However, the sum falls short of the initial proposals made by the European Commission. The European Development Fund (EDF), the main instrument for providing Community development aid in the African, Caribbean and Pacific (ACP) countries and the overseas countries and territories (OCTs), has received under the new budget  € 26, 9 bn,  €3 bn less than in the initial proposal of the European Commission.
In the previous period (2008-2013), the EDF had a budget of €22,7 bn. The EU's assistance to the ACP countries has traditionally been financed outside the EU budget for historical and legal reasons, but its level has been traditionally agreed as part of the overall budget negotiations. However, it was announced that the Commission intends to propose the budgetisation of the EDF as of 2021.

Besides the EDF, the other instruments of foreign aid that do come under the budget, and which represent the largest part of foreign aid - the Development Cooperation Instrument (DCI), the European Neighbourhood and Partnership Instrument (ENPI), and ten thematic programmes that provide regional and country-based approaches to development- received a total budget with €1.9bn lower than that proposed by the commission, but will still amount to a 3.4% rise based on previous spending levels of €58.7bn.
The DCI covers three components: programmes supporting cooperation with 47 developing countries in Latin America, Asia and Central Asia, the Gulf region (Iran, Iraq and Yemen) and South Africa, as well as programmes of accompanying measures for the 18 African, Caribbean and Pacific(ACP) Sugar Protocol countries, in order to help them adjust following the reform of the EU sugar regime. For the period 2007-2013,  €16.9 billion were allocated to the DCI.
The European Neighbourhood and Partnership Instrument (ENPI) supports the European Neighbourhood Policy (ENP), and addresses mostly the Eastern European and Mediterranean countries. The ENPI had a financial envelope of €11.2 billion for the period 2007-2013.

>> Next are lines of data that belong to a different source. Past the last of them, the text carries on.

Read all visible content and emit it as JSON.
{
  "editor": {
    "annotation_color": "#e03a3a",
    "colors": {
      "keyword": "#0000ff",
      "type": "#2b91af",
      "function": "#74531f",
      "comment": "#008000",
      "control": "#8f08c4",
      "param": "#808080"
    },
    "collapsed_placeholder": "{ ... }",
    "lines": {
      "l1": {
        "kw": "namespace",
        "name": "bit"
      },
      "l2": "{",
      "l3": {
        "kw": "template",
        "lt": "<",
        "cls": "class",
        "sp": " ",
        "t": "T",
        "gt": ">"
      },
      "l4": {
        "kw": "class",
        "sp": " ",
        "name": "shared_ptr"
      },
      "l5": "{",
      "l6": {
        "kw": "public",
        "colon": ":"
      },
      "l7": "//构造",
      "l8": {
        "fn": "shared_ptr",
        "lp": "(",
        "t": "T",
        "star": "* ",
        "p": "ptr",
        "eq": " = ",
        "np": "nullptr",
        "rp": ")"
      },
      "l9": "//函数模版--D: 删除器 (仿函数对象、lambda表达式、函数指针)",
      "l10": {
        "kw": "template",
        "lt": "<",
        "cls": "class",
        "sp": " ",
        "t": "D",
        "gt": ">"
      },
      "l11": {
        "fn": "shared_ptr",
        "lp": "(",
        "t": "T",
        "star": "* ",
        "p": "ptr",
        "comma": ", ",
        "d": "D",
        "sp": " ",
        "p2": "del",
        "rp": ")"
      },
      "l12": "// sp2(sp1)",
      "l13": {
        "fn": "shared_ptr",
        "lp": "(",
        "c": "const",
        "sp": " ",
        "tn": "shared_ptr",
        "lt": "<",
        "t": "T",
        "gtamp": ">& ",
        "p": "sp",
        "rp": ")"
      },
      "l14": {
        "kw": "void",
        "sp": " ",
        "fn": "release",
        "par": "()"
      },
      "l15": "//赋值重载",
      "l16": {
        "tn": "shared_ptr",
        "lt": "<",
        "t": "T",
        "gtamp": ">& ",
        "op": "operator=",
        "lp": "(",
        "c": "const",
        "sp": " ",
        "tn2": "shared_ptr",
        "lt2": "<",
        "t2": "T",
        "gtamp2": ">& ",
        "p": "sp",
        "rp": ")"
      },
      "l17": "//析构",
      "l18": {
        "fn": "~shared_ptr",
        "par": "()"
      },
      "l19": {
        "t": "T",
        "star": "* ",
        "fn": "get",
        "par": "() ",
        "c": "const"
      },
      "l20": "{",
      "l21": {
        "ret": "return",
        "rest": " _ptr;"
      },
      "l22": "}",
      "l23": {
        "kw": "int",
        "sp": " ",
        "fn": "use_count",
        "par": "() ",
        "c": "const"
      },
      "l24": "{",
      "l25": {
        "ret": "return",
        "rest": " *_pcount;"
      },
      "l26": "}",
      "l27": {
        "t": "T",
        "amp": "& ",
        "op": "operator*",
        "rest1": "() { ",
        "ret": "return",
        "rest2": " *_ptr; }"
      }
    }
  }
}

Even if no aid cuts took place compared to previous years, NGOs see the Union’s deal as disappointing, and lacking ambition prospects for the MDGs goals.  "It's unacceptable for them to wriggle out of their promise to give 0.7% of national income by 2015 to the poorest because there is an economic crisis,"Natalia Alonso, head of Oxfam's EU office said.
Last year, developing countries of the ACP group have expressed their concerns that prospects aid cuts in EU foreign aid funding would lead to the impossibility of reaching the millennium development goal for halving the number of people living in absolute poverty by 2015.

In the explanation of its budget, the Council of the EU explained that the role of External aid is to “ strengthen EU’s cooperation with partners, support the objectives of promoting EU values abroad, projecting EU policies in support of addressing major global challenges, increasing the impact of EU development cooperation, investing in the long-term prosperity and stability of the EU's Neighbourhood, supporting the process of EU enlargement, enhancing European solidarity following natural or man-made disasters, improving crisis prevention and resolution and combating climate change’.

Source: The Guardian, European Commission, Council of the EU